Extracted material:
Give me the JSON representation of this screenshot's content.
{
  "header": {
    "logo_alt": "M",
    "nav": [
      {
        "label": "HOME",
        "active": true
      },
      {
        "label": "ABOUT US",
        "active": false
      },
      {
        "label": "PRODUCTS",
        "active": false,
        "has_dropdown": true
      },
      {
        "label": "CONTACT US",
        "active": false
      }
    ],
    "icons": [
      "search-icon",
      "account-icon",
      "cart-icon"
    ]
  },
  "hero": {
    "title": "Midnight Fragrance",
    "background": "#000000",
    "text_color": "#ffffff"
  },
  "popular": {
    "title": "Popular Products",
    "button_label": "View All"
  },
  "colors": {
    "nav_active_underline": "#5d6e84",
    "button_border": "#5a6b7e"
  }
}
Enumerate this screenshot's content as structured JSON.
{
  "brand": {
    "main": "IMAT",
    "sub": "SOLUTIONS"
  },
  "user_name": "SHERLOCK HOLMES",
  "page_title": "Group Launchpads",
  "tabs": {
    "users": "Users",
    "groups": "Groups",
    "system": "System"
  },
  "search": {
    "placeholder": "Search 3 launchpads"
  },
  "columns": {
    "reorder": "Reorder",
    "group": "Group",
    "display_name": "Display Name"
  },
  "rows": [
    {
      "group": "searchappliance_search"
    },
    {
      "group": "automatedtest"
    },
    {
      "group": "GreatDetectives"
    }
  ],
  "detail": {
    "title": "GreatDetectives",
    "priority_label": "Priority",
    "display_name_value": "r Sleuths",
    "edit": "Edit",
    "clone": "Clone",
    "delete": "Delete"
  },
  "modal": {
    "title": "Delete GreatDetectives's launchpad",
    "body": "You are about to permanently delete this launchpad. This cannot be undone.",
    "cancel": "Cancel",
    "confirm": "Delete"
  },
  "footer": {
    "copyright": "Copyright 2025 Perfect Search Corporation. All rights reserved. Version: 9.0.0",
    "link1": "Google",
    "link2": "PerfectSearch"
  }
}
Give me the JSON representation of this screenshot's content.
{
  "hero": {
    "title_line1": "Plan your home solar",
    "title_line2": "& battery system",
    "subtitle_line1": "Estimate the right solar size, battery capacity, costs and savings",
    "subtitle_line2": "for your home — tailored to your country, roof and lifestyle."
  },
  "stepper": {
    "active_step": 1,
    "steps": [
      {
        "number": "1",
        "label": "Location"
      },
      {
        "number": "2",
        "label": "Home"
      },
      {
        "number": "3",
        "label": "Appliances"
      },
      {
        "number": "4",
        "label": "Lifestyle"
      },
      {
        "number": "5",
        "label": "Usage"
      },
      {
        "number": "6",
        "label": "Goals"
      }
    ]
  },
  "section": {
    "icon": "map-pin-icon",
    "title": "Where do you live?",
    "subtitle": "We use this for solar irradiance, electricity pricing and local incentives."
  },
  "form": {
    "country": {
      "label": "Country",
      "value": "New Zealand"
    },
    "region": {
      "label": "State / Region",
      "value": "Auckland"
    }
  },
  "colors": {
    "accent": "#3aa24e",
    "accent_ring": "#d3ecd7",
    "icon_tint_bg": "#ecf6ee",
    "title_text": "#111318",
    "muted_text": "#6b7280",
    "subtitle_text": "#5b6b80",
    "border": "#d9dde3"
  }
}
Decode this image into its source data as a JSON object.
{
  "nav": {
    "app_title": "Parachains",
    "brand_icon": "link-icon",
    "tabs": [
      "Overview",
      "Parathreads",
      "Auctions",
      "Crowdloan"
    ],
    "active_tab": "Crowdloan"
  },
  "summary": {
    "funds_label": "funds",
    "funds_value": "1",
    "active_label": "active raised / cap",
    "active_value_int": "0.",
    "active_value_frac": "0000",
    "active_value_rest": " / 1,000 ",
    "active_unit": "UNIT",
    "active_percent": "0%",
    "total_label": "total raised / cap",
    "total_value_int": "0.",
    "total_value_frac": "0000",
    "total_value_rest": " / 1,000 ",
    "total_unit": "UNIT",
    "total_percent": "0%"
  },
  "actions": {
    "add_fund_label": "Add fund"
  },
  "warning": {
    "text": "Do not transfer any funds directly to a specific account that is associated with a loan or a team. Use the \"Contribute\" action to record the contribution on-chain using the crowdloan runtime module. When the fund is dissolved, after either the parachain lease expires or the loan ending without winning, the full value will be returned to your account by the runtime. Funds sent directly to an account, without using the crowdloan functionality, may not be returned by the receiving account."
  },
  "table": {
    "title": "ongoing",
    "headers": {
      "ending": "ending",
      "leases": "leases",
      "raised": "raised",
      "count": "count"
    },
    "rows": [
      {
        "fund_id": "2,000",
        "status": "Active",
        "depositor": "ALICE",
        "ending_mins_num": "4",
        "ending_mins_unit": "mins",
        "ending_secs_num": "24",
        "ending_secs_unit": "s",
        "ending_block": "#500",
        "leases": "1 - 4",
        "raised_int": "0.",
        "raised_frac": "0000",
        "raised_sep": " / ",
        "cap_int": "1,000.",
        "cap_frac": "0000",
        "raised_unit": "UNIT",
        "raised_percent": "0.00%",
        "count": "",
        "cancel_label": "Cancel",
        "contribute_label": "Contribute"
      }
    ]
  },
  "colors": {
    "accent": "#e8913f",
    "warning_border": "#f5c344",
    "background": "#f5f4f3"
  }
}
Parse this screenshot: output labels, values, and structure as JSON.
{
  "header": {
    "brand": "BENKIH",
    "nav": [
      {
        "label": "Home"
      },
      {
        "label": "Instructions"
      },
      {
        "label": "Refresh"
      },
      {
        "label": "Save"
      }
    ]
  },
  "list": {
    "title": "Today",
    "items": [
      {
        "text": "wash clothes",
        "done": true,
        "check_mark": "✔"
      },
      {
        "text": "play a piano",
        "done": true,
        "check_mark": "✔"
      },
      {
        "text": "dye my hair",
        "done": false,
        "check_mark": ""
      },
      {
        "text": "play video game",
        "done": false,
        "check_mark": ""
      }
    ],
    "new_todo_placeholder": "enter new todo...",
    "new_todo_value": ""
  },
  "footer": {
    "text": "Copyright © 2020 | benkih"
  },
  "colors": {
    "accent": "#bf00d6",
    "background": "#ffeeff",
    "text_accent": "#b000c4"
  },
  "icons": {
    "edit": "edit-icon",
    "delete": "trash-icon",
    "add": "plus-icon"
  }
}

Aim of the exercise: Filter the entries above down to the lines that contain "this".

Answer below:
Give me the JSON representation of this screenshot's content.
Enumerate this screenshot's content as structured JSON.
    "body": "You are about to permanently delete this launchpad. This cannot be undone.",
Give me the JSON representation of this screenshot's content.
    "subtitle": "We use this for solar irradiance, electricity pricing and local incentives."
Decode this image into its source data as a JSON object.
Parse this screenshot: output labels, values, and structure as JSON.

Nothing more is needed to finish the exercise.